The identified region of Uttarkashi is situated in the northern Indian state of Uttarakhand, surrounded by the mighty Himalayas. This Himalayan range is continuously facing stresses from the global climatic scenario which are consequently impacting its fragile ecosystems, rich biodiversity, and sensitive local livelihoods. Forests and Climate Change are intimately intertwined; according to the United Nations Environment, "forests capture atmospheric carbon dioxide at a rate equivalent to about one-third the amount released annually by burning fossil fuels. Stopping deforestation and restoring forests, therefore, could provide up to 30 per cent of the climate change solution." The forest resource management in Uttarakhand is administered by the autonomous local institution which has been in existence since 1921 –the ‘Van Panchayats’ or Forest Councils.

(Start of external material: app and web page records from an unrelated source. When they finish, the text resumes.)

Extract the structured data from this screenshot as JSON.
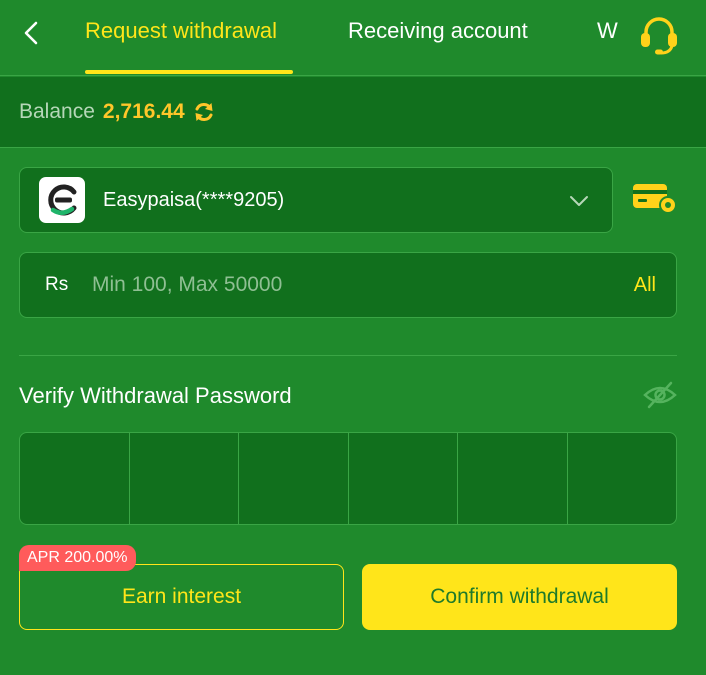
{
  "header": {
    "tabs": [
      {
        "label": "Request withdrawal",
        "active": true
      },
      {
        "label": "Receiving account",
        "active": false
      },
      {
        "label": "W",
        "active": false
      }
    ]
  },
  "balance": {
    "label": "Balance",
    "value": "2,716.44"
  },
  "account": {
    "name": "Easypaisa(****9205)",
    "logo_letter": "e"
  },
  "amount": {
    "currency": "Rs",
    "placeholder": "Min 100, Max 50000",
    "value": "",
    "all_label": "All"
  },
  "password": {
    "label": "Verify Withdrawal Password",
    "digits": 6
  },
  "actions": {
    "apr_badge": "APR 200.00%",
    "earn_label": "Earn interest",
    "confirm_label": "Confirm withdrawal"
  },
  "colors": {
    "background": "#1f8a2c",
    "panel": "#11701d",
    "accent_yellow": "#ffe51a",
    "balance_orange": "#ffc62a",
    "badge_red": "#ff5b5b"
  },
  "icons": {
    "back": "chevron-left-icon",
    "support": "headset-icon",
    "refresh": "refresh-icon",
    "account_dropdown": "chevron-down-icon",
    "card_settings": "card-gear-icon",
    "password_visibility": "eye-off-icon"
  }
}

About 20 per cent of the local households in the selected villages are living below the poverty line with a very high dependency on forest resources for their day-to-day requirements, primarily for firewood and livestock fodder. The plantation of these trees will provide immediate employment to the rural communities, also clearing the way for sustainable sources of income in the near future. With deteriorating agricultural output, the state earns most of its revenue from the tourism sector. "Frequent disasters like landslides and cloudbursts have led to various obstructions in the tourism sector", mentions Business Standard in its article, "which restricts the ample job opportunities for the people." The state faces various threats in the development of the tourism and agriculture sector, impending disaster being the most significant, as reported by Hindustan Times on September 27th, 2018. All these issues make forests significant in this Himalayan state making plantation of valued native trees an urgent action to balance the local economy and ecology of the area.
The tree-planting project for 150,000 saplings will help to reclaim degraded and deforested lands with primary forests, strengthen forest-based livelihood opportunities for local communities, protect the biodiversity habitat, uplift rural communities, combat air pollution, and rejuvenate water bodies and rural landscapes. Implementing the project successfully will create about 12,200 rural workdays, mainly for women, supporting the vulnerable rural economy. These trees are expected to absorb approximately 3 million kg of atmospheric carbon every year on their maturity. The plantation project will help in the process of decarbonising, strengthening the fight against climate change.
|Name of the Company
||Number of Trees Adopted
|Tata AIA Life Insurance Company Ltd